Eigenfaces (2017) was completed as part of my master’s thesis, which interrogated how self-identity is constructed and negotiated online. For this piece, I explored the “data traces” reflected back at me from my Facebook data.
In the process of developing this project, I thought about Facebook’s practice of passively collecting data about its users. Photos we uploaded to the platform in 2006 were, ten years later, used to power advanced facial recognition features that can successfully identify the faces of its users.
When I downloaded my Facebook data (a feature made available to users in 2017), I discovered that Facebook stores three unique threshold numbers that are unique to me and my face. These numbers are called an eigenface, a set of eigenvectors that are used in the computer vision problem of facial recognition.
I was keen on understanding the meaning behind these numbers: Were they proxies for biometric data? Were they a form of secret knowledge held by Facebook, used to render its users legible? Did these numbers make it easier for Facebook to identify, catalogue, and track me across the platform?

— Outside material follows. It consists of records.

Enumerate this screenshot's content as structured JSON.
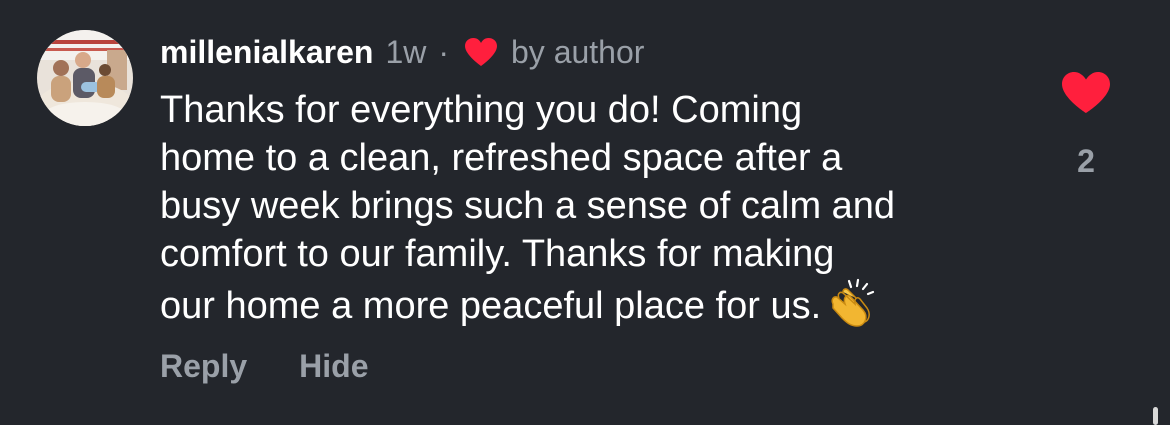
{
  "comment": {
    "username": "millenialkaren",
    "timestamp": "1w",
    "separator": "·",
    "author_like_label": "by author",
    "body_lines": [
      "Thanks for everything you do! Coming",
      "home to a clean, refreshed space after a",
      "busy week brings such a sense of calm and",
      "comfort to our family. Thanks for making",
      "our home a more peaceful place for us."
    ],
    "emoji": "clapping-hands-icon",
    "actions": {
      "reply": "Reply",
      "hide": "Hide"
    },
    "likes": {
      "count": "2",
      "liked": true
    }
  },
  "colors": {
    "background": "#23262c",
    "text_primary": "#ffffff",
    "text_secondary": "#9aa0a8",
    "heart": "#ff1f3d"
  }
}
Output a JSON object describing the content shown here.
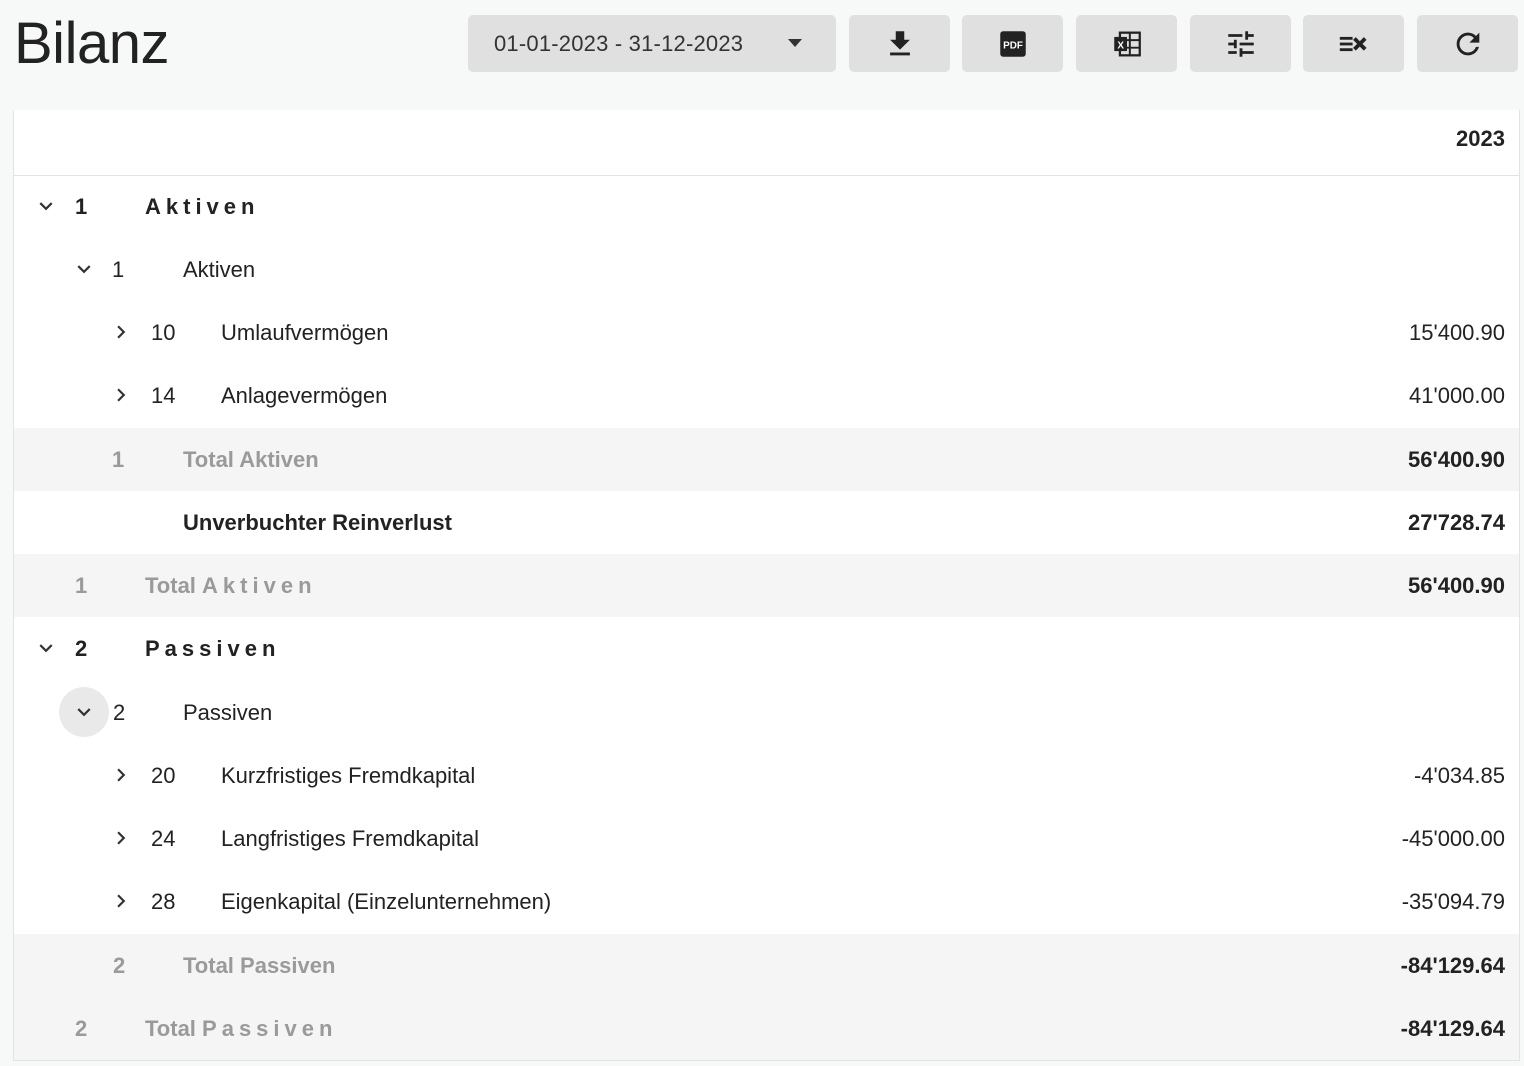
{
  "page": {
    "title": "Bilanz"
  },
  "toolbar": {
    "date_range": "01-01-2023 - 31-12-2023",
    "buttons": [
      {
        "name": "download-icon"
      },
      {
        "name": "pdf-icon",
        "text": "PDF"
      },
      {
        "name": "excel-icon",
        "text": "X"
      },
      {
        "name": "filter-settings-icon"
      },
      {
        "name": "clear-selection-icon"
      },
      {
        "name": "refresh-icon"
      }
    ]
  },
  "table": {
    "column_header": "2023",
    "rows": [
      {
        "num": "1",
        "label": "Aktiven",
        "value": ""
      },
      {
        "num": "1",
        "label": "Aktiven",
        "value": ""
      },
      {
        "num": "10",
        "label": "Umlaufvermögen",
        "value": "15'400.90"
      },
      {
        "num": "14",
        "label": "Anlagevermögen",
        "value": "41'000.00"
      },
      {
        "num": "1",
        "label": "Total Aktiven",
        "value": "56'400.90"
      },
      {
        "num": "",
        "label": "Unverbuchter Reinverlust",
        "value": "27'728.74"
      },
      {
        "num": "1",
        "label_prefix": "Total ",
        "label": "Aktiven",
        "value": "56'400.90"
      },
      {
        "num": "2",
        "label": "Passiven",
        "value": ""
      },
      {
        "num": "2",
        "label": "Passiven",
        "value": ""
      },
      {
        "num": "20",
        "label": "Kurzfristiges Fremdkapital",
        "value": "-4'034.85"
      },
      {
        "num": "24",
        "label": "Langfristiges Fremdkapital",
        "value": "-45'000.00"
      },
      {
        "num": "28",
        "label": "Eigenkapital (Einzelunternehmen)",
        "value": "-35'094.79"
      },
      {
        "num": "2",
        "label": "Total Passiven",
        "value": "-84'129.64"
      },
      {
        "num": "2",
        "label_prefix": "Total ",
        "label": "Passiven",
        "value": "-84'129.64"
      }
    ]
  }
}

Reflecting on these questions around public/private data, I decided to produce a garment that incorporated those three unique numbers. I digitally printed linen fabric with my unique eigenfaces threshold numbers, all layered on a flattened 3D model of my face. I then constructed a jacket out of the fabric.